Filter the records for lines holding the string "active".

[Website and app data records]

○ ○ ○ ○ ○ ○ ○

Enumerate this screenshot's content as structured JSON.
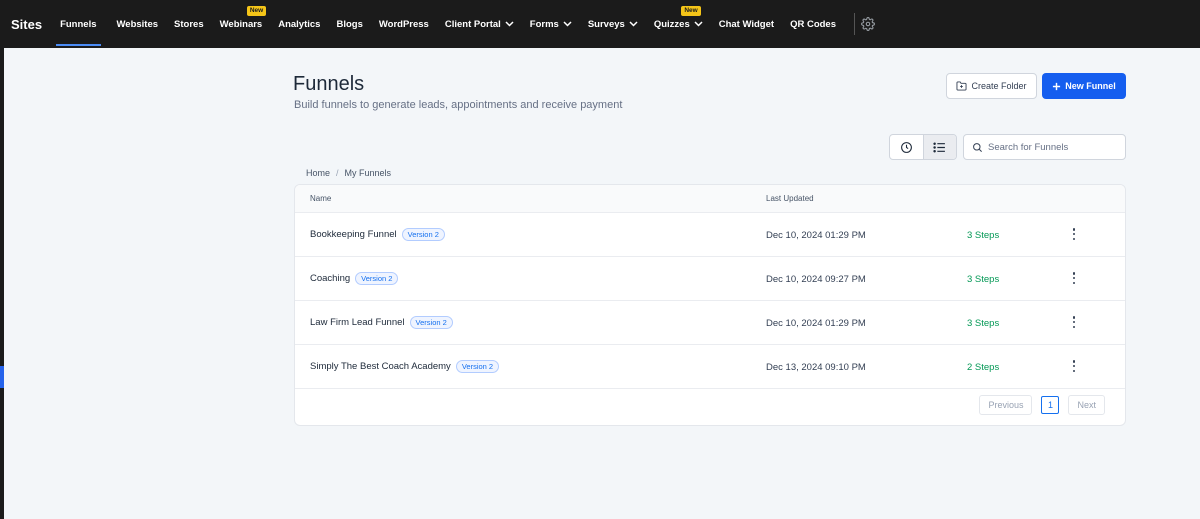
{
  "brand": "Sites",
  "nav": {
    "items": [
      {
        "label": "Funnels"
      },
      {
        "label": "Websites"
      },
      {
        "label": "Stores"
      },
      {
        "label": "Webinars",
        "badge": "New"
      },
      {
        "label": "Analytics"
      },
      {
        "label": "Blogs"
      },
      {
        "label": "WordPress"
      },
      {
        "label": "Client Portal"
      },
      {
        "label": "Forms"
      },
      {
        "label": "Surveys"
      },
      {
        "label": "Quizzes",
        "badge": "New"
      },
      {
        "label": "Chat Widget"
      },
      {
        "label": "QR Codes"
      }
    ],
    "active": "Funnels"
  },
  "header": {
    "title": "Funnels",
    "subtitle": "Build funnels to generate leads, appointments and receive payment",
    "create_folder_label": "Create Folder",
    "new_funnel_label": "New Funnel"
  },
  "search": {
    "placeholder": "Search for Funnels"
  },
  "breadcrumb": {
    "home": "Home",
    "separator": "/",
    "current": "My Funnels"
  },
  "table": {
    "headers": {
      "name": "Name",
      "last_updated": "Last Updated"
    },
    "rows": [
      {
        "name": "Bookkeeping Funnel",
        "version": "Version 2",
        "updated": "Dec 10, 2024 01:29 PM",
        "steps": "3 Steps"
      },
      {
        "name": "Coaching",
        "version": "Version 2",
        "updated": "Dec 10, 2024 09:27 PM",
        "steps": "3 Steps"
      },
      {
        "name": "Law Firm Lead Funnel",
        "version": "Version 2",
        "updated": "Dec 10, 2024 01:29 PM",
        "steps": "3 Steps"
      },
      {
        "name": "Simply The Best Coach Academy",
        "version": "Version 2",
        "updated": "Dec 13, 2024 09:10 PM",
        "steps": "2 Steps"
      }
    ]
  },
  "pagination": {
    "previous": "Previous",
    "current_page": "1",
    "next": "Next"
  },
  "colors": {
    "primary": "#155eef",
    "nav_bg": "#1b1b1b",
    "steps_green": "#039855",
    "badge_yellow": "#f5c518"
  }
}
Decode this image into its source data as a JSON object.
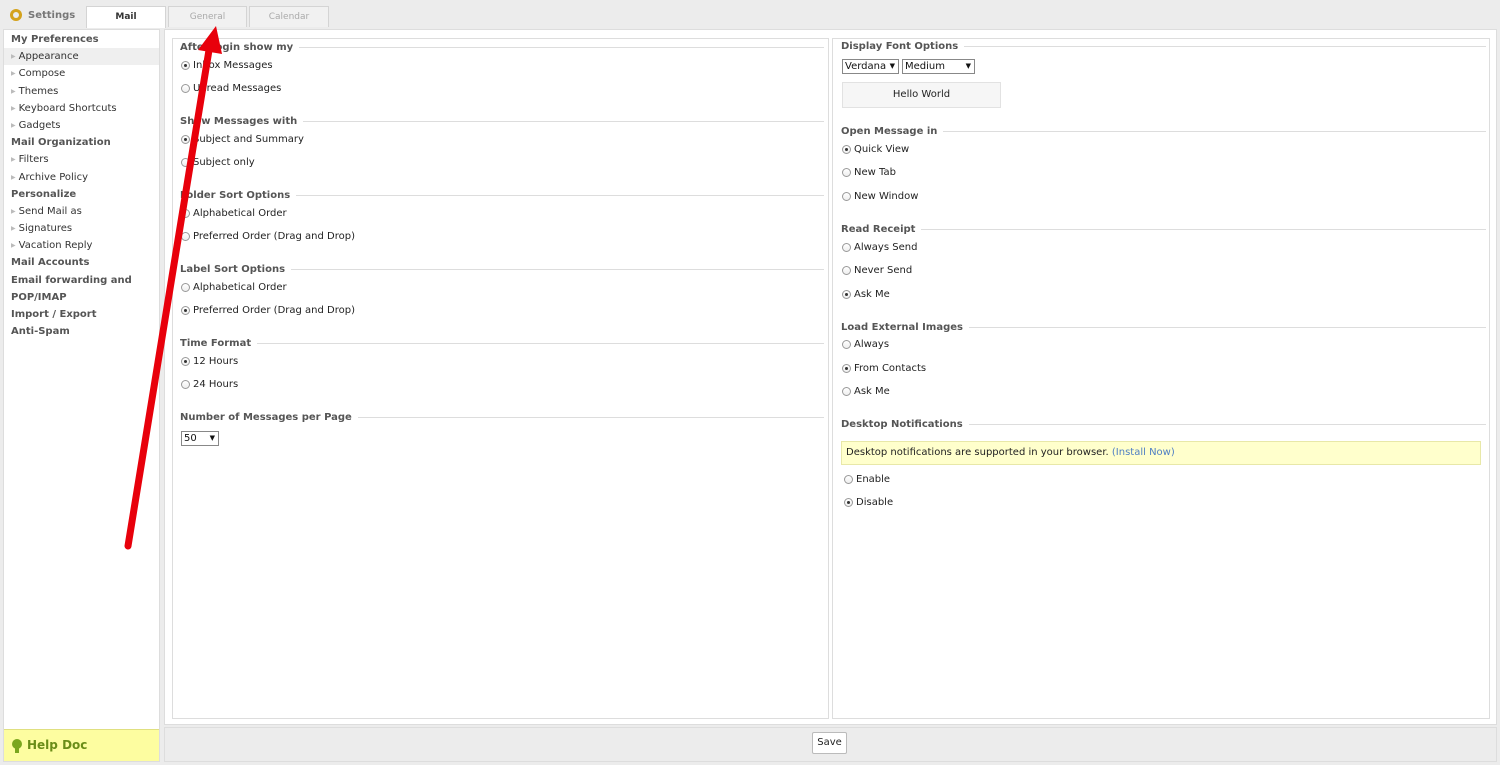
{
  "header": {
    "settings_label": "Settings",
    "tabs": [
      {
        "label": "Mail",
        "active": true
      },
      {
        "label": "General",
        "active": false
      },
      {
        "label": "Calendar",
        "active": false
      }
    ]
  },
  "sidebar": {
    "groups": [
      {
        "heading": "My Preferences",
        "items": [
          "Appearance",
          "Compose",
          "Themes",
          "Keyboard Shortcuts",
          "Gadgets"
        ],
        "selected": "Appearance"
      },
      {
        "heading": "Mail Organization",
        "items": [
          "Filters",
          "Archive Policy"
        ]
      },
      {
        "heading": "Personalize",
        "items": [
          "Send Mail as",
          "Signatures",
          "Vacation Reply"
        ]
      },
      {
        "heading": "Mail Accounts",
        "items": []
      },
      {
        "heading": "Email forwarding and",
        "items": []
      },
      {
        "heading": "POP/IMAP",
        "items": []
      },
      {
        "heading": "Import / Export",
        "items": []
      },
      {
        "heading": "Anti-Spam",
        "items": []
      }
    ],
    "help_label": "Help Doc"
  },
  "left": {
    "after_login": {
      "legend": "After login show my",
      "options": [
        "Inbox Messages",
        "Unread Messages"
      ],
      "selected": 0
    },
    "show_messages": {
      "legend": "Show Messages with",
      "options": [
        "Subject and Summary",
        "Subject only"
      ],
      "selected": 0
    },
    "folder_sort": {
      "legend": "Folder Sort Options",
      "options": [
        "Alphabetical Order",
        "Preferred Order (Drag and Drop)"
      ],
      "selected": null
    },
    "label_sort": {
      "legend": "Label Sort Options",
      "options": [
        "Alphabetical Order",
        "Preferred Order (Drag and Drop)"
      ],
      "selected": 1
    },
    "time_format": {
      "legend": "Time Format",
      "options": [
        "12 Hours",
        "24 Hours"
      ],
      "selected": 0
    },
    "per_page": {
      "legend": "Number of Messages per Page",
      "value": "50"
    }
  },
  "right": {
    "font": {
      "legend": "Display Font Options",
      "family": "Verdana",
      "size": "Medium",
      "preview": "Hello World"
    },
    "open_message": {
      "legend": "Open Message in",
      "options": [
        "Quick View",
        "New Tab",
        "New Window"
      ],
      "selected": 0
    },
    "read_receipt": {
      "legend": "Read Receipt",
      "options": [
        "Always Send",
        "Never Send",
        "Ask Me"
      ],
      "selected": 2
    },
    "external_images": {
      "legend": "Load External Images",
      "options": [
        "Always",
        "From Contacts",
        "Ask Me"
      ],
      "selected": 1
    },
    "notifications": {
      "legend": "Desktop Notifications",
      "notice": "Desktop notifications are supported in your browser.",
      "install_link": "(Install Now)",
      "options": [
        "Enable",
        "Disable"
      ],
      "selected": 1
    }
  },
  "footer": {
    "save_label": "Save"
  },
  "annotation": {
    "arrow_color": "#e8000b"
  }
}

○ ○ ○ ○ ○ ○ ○

SOLUTION TO THIS TASK -
    "active": "Funnels"
        "active": true
        "active": false
        "active": false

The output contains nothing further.